There is magnetic leakage from primary to secondary & between both half- primaries to each other. When the current in the primary is driven to be discontinuous, you get inductive kickback from the leakage inductances in the form of a voltage spike. This voltage spike can punch through insulation or flash over sockets, & the spike is sitting on top of B+, so it's got a head start for a flashover to ground. If the punchthrough was one time, it wouldn't be a problem, but the burning residues inside the transformer make punchthrough easier at the same point on the next cycle, & eventually erode the insulation to make a conductive path between layers. The sound goes south, & with an intermittent short you can get a permanent short, or the wire can burn though to give you an open there, & now you have a dead transformer.

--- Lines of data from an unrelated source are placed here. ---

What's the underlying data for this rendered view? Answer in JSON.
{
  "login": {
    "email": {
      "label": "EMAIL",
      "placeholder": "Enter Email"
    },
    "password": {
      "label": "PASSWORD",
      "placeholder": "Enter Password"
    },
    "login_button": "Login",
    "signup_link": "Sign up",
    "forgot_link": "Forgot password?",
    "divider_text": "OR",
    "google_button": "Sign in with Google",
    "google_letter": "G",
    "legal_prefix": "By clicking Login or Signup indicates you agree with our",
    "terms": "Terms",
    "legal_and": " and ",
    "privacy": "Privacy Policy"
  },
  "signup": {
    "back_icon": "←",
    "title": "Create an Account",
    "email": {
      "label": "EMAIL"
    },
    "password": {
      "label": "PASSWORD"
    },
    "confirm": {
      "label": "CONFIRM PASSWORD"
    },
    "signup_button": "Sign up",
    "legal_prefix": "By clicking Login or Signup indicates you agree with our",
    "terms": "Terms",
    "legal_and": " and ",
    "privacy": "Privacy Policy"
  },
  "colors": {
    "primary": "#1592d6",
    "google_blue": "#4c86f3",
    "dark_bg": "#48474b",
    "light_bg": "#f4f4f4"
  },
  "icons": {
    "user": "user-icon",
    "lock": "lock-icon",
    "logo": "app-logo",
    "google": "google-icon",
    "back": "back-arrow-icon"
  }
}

So how much loading is too high? For a well designed (equals interleaved, tightly coupled, low leakage inductances, like a fine, high quality hifi) OT, you can easily withstand a 2:1 mismatch high. For a poorly designed (high leakage, poor coupling, not well insulated or potted) transformer, 2:1 may well be marginal.

-- Al
Hello Almarg,

If you ever pass by this thread again.. I've emailed Charisma Audio about wether I would need resistances or not, or rather what kind of resistances they would advise, and they said I should put :

5 watts resistors with value between 20-30 Ohms

which seems to me much different than what we talked about here :

10 watt ceramic audio power resistors around 8 Ohms

Do you know why they would advise such a high impedance ? Does it actually change anything ?
Actually the one I suggested was 20 watts, 8 ohms.

The wattage rating is the MAXIMUM power that the resistor is rated to handle. A margin of at least 2 to 1, and preferably more, should be allowed between the wattage rating of the resistor and the maximum amount of power that would be put into it. You have a 3W amplifier, but into 20 or 30 ohms (rather than 8 ohms) the amplifier would only be able to deliver considerably less than 3W, which is why they are suggesting only a 5W resistor.

But the more important question is whether to choose 8 ohms or 20 to 30 ohms. If you have reason to have confidence in their statement, then perhaps 20 to 30 ohms is ok, but keep in mind (as indicated in the long writeup I quoted) that too high a resistance is what can be harmful, not too low a resistance.

The advantage of using the higher value 20 to 30 ohm resistor (and it is a minor advantage at most, in this situation) would be that it will draw less power from the amp, and everything will run a little cooler.

-- Al
Thank Al, once again your explanation is crystal clear ! I'll keep you posted on how it all went..